This would include your shelter, transportation, food, utilities, insurance, and health care costs. Debt repayment would also fall under this category, as it is a financial obligation.
As you might have already guessed, wants are those things that aren’t necessary to survive.
This includes personal care, entertainment, and discretionary spending.
Lastly, the saving referred to in this method includes retirement savings and your emergency fund. It can also go toward your long/short term savings goals or travel fund.
Contrary to the zero-based budgeting method, the 50/20/30 budgeting method gives guidance on what you should spend, although it certainly does not mean that you have to spend that exact amount.
Dave Ramsey Household Budget Percentages
Dave Ramsey’s budget percentages are also widely used when creating a family budget.
Below is his rule of thumb for how to allocate your funds across your expenses.
- Giving – 10%
- Saving – 10%
- Food – 10-15%
- Utilities – 5-15%
- Housing – 25%
- Transportation – 10%
- Health – 5-10%
- Insurance – 10-25%
- Recreation – 5-10%
- Personal Spending – 5-10%
- Miscellaneous – 5-10%
4. Create your budget
Now you can get into actually creating your family budget.
Regardless of which method you choose, the process for creating your budget is still the same.
- List your income
- List your expected expenses for the month or pay period
- Compare your income to your expenses (ie. Do you have enough money to cover them?)
- Make adjustments to your planned spending
- Track your spending in real time
Template for Family Budget
How you choose to budget it completely up to you and what works for your family.
You can create a budget in a spreadsheet or you can use a budget printable. Either way, you should have a simple way to budget so that it doesn’t become overwhelming or seem like a chore.
You can grab your free copy of my budget printable below to get started!
How to stick to your family
Ultimately, managing a family budget comes down to one thing: communication.
It’s communication with your spouse about your financial goals, spending, and deviations from the plan.
To facilitate that discussion, I recommend having a family budget meeting to review the spending plan for the month. It is also the time to discuss if additional funds are needed for special occasions and events.
Your family budget meeting should include:
- How well you did to last month’s (or pay period’s) spending plan
- Expenses that you need to account for in the coming pay period or month
- How you are trending toward your financial goals (ex. Paying off debt, saving for a vacation, etc.)
Your budget meeting is a great opportunity to include your children in the discussion about money and to teach them about budgeting.
In addition to having a budget meeting, you’ll need some sort of medium to share and update the budget with your spouse.
My husband and I prefer using a spreadsheet that we can both access.
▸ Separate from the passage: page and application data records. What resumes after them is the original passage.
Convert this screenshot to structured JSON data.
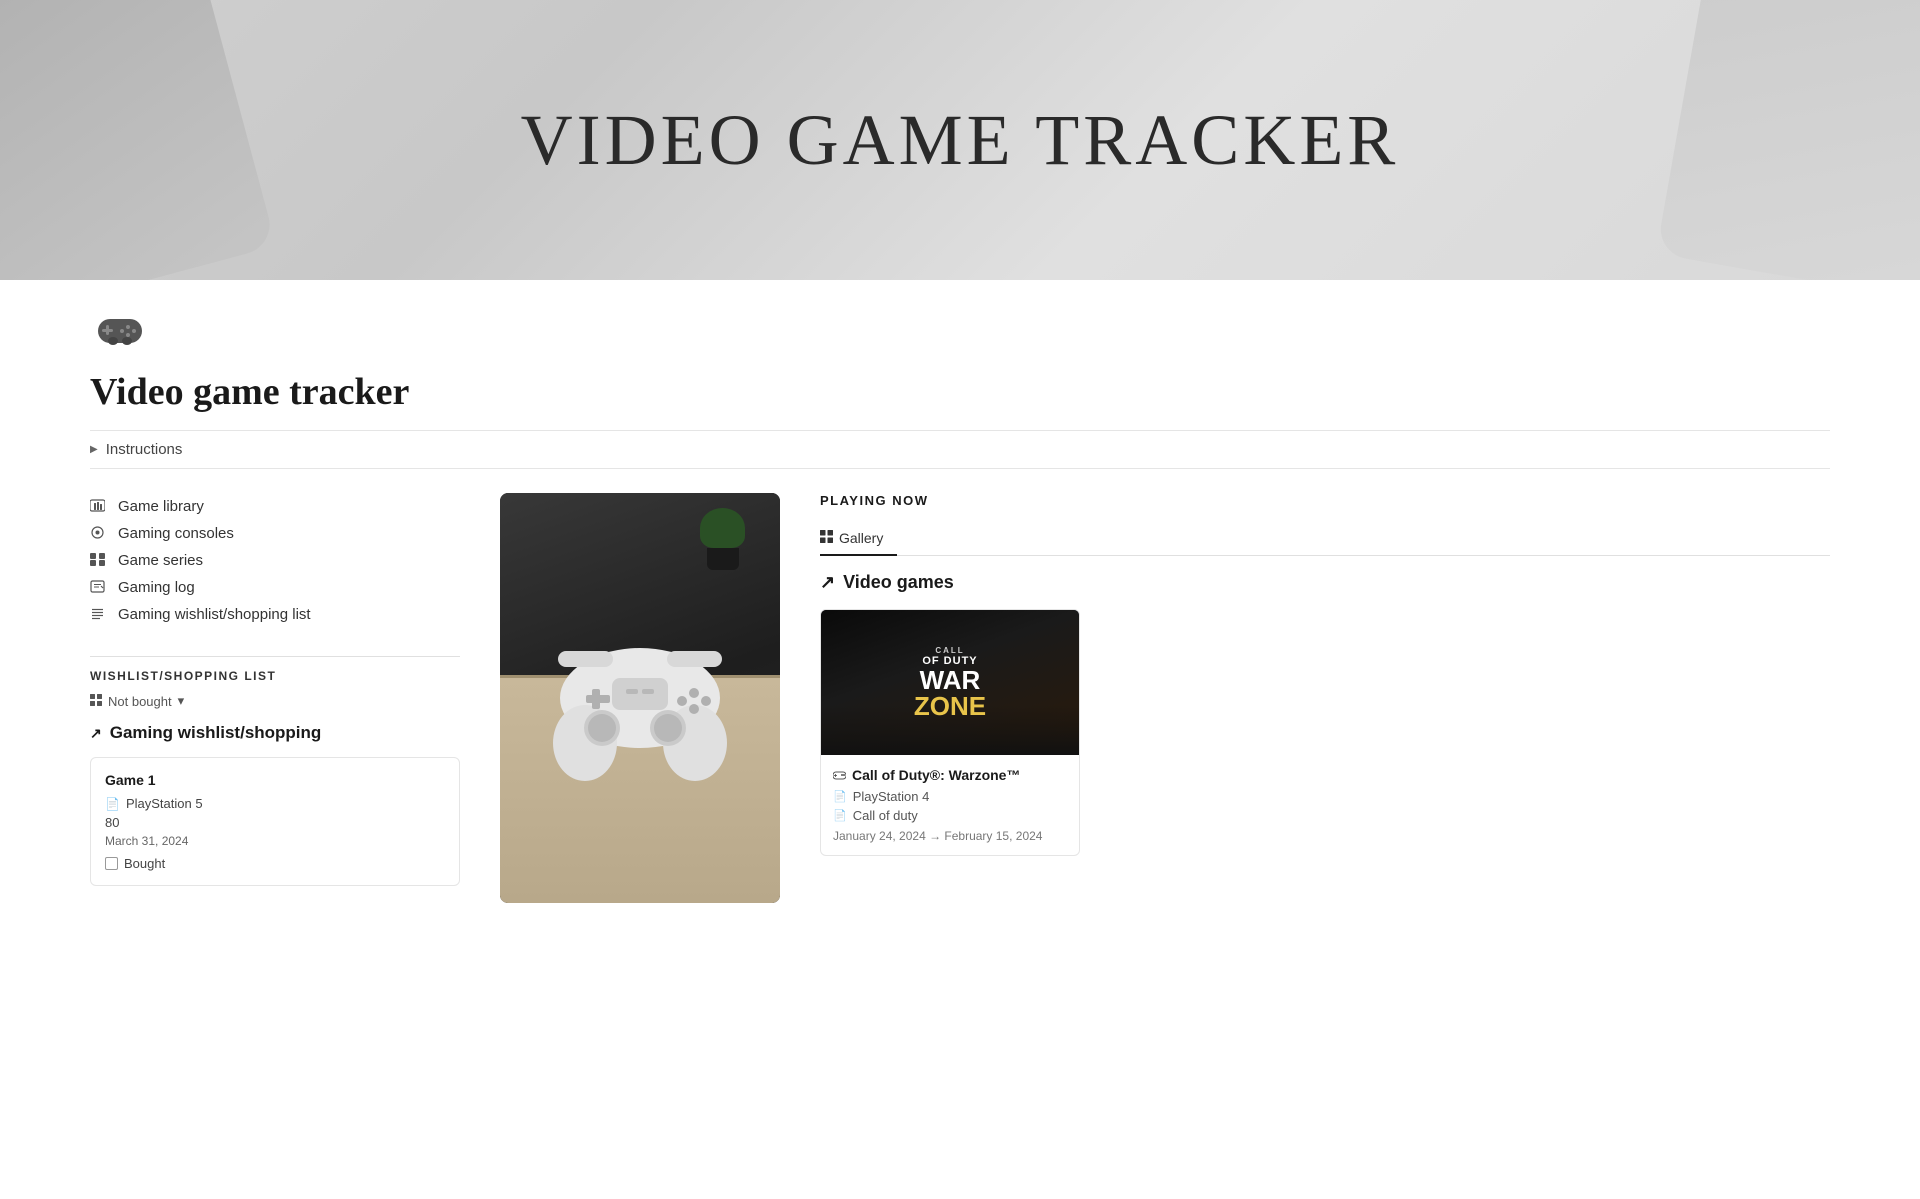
{
  "hero": {
    "title": "VIDEO GAME TRACKER"
  },
  "page": {
    "title": "Video game tracker",
    "icon": "🎮"
  },
  "instructions": {
    "label": "Instructions"
  },
  "nav": {
    "items": [
      {
        "id": "game-library",
        "label": "Game library",
        "icon": "🎮"
      },
      {
        "id": "gaming-consoles",
        "label": "Gaming consoles",
        "icon": "👤"
      },
      {
        "id": "game-series",
        "label": "Game series",
        "icon": "👾"
      },
      {
        "id": "gaming-log",
        "label": "Gaming log",
        "icon": "✏️"
      },
      {
        "id": "wishlist",
        "label": "Gaming wishlist/shopping list",
        "icon": "☰"
      }
    ]
  },
  "wishlist_section": {
    "title": "WISHLIST/SHOPPING LIST",
    "filter_label": "Not bought",
    "link_label": "Gaming wishlist/shopping",
    "game_card": {
      "title": "Game 1",
      "console": "PlayStation 5",
      "price": "80",
      "date": "March 31, 2024",
      "bought_label": "Bought"
    }
  },
  "playing_now": {
    "title": "PLAYING NOW",
    "tab_gallery": "Gallery",
    "db_link_label": "Video games",
    "arrow": "↗",
    "games": [
      {
        "title": "Call of Duty®: Warzone™",
        "console": "PlayStation 4",
        "series": "Call of duty",
        "dates": "January 24, 2024 → February 15, 2024"
      }
    ]
  }
}
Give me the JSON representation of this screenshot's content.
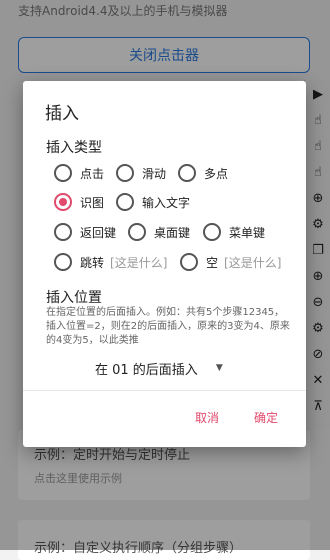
{
  "background": {
    "top_text": "支持Android4.4及以上的手机与模拟器",
    "close_button": "关闭点击器",
    "card1_title": "示例：定时开始与定时停止",
    "card1_sub": "点击这里使用示例",
    "card2_title": "示例：自定义执行顺序（分组步骤）"
  },
  "toolbar_icons": [
    "play-icon",
    "tap-icon",
    "swipe-icon",
    "multi-tap-icon",
    "zoom-icon",
    "gear-icon",
    "copy-icon",
    "add-icon",
    "remove-icon",
    "settings-icon",
    "save-icon",
    "close-icon",
    "collapse-icon"
  ],
  "dialog": {
    "title": "插入",
    "type_section": "插入类型",
    "options": {
      "click": "点击",
      "swipe": "滑动",
      "multi": "多点",
      "recognize": "识图",
      "input_text": "输入文字",
      "back": "返回键",
      "home": "桌面键",
      "menu": "菜单键",
      "jump": "跳转",
      "jump_hint": "[这是什么]",
      "empty": "空",
      "empty_hint": "[这是什么]"
    },
    "selected": "recognize",
    "position_section": "插入位置",
    "position_desc": "在指定位置的后面插入。例如：共有5个步骤12345，插入位置=2，则在2的后面插入，原来的3变为4、原来的4变为5，以此类推",
    "position_value": "在 01 的后面插入",
    "cancel": "取消",
    "confirm": "确定"
  },
  "colors": {
    "accent": "#e14a6b",
    "primary": "#2d7be0"
  }
}
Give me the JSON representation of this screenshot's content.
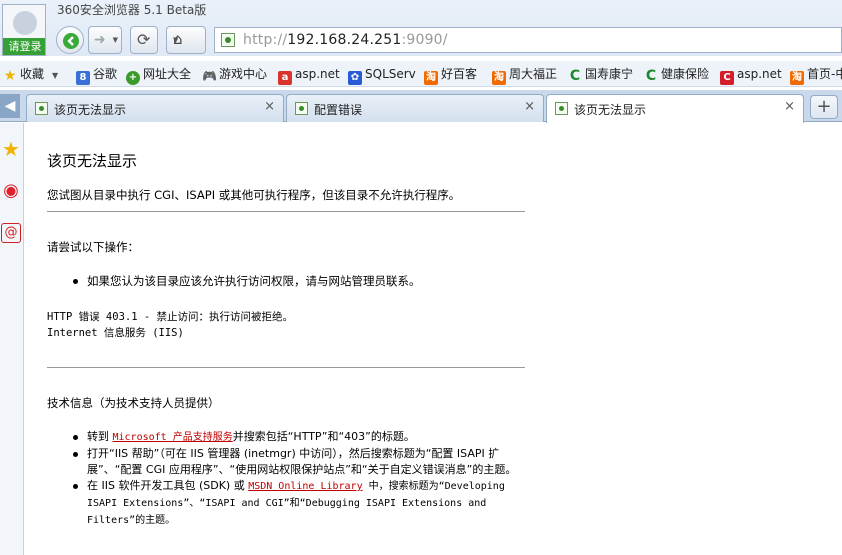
{
  "app": {
    "title": "360安全浏览器 5.1 Beta版",
    "login_label": "请登录"
  },
  "address": {
    "scheme": "http://",
    "host": "192.168.24.251",
    "port_path": ":9090/"
  },
  "bookmarks": [
    {
      "label": "收藏",
      "icon": "star-icon",
      "color": "#f0b400"
    },
    {
      "label": "谷歌",
      "icon": "google-icon",
      "color": "#3b6fd8"
    },
    {
      "label": "网址大全",
      "icon": "plus-green-icon",
      "color": "#3a9a2a"
    },
    {
      "label": "游戏中心",
      "icon": "gamepad-icon",
      "color": "#555555"
    },
    {
      "label": "asp.net",
      "icon": "site-icon",
      "color": "#d9342b"
    },
    {
      "label": "SQLServ",
      "icon": "paw-icon",
      "color": "#2a5bd7"
    },
    {
      "label": "好百客",
      "icon": "taobao-icon",
      "color": "#f06a00"
    },
    {
      "label": "周大福正",
      "icon": "taobao-icon",
      "color": "#f06a00"
    },
    {
      "label": "国寿康宁",
      "icon": "c-green-icon",
      "color": "#1e8a2e"
    },
    {
      "label": "健康保险",
      "icon": "c-green-icon",
      "color": "#1e8a2e"
    },
    {
      "label": "asp.net",
      "icon": "c-red-icon",
      "color": "#d21f2a"
    },
    {
      "label": "首页-中",
      "icon": "taobao-icon",
      "color": "#f06a00"
    }
  ],
  "tabs": [
    {
      "label": "该页无法显示",
      "close": "×"
    },
    {
      "label": "配置错误",
      "close": "×"
    },
    {
      "label": "该页无法显示",
      "close": "×"
    }
  ],
  "newtab_label": "+",
  "page": {
    "title": "该页无法显示",
    "intro": "您试图从目录中执行 CGI、ISAPI 或其他可执行程序，但该目录不允许执行程序。",
    "try_heading": "请尝试以下操作：",
    "try_items": [
      "如果您认为该目录应该允许执行访问权限，请与网站管理员联系。"
    ],
    "error_line1": "HTTP 错误 403.1 - 禁止访问：执行访问被拒绝。",
    "error_line2": "Internet 信息服务 (IIS)",
    "tech_heading": "技术信息（为技术支持人员提供）",
    "tech1_prefix": "转到 ",
    "tech1_link": "Microsoft 产品支持服务",
    "tech1_suffix": "并搜索包括“HTTP”和“403”的标题。",
    "tech2": "打开“IIS 帮助”（可在 IIS 管理器 (inetmgr) 中访问），然后搜索标题为“配置 ISAPI 扩展”、“配置 CGI 应用程序”、“使用网站权限保护站点”和“关于自定义错误消息”的主题。",
    "tech3_prefix": "在 IIS 软件开发工具包 (SDK) 或 ",
    "tech3_link": "MSDN Online Library",
    "tech3_suffix": " 中，搜索标题为“Developing ISAPI Extensions”、“ISAPI and CGI”和“Debugging ISAPI Extensions and Filters”的主题。"
  }
}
However, there are apps that you can use to help with budgeting as well.
Final Thoughts on Making a Family Budget
Having a budget is paramount to your financial success. You should always have a plan for your money and the way to do that is through budgeting.
Don’t be intimidated by it.
Creating a family budget really isn’t as hard as you think.
Find a budgeting method that works for your family, stick to it, and you’ll find financial success!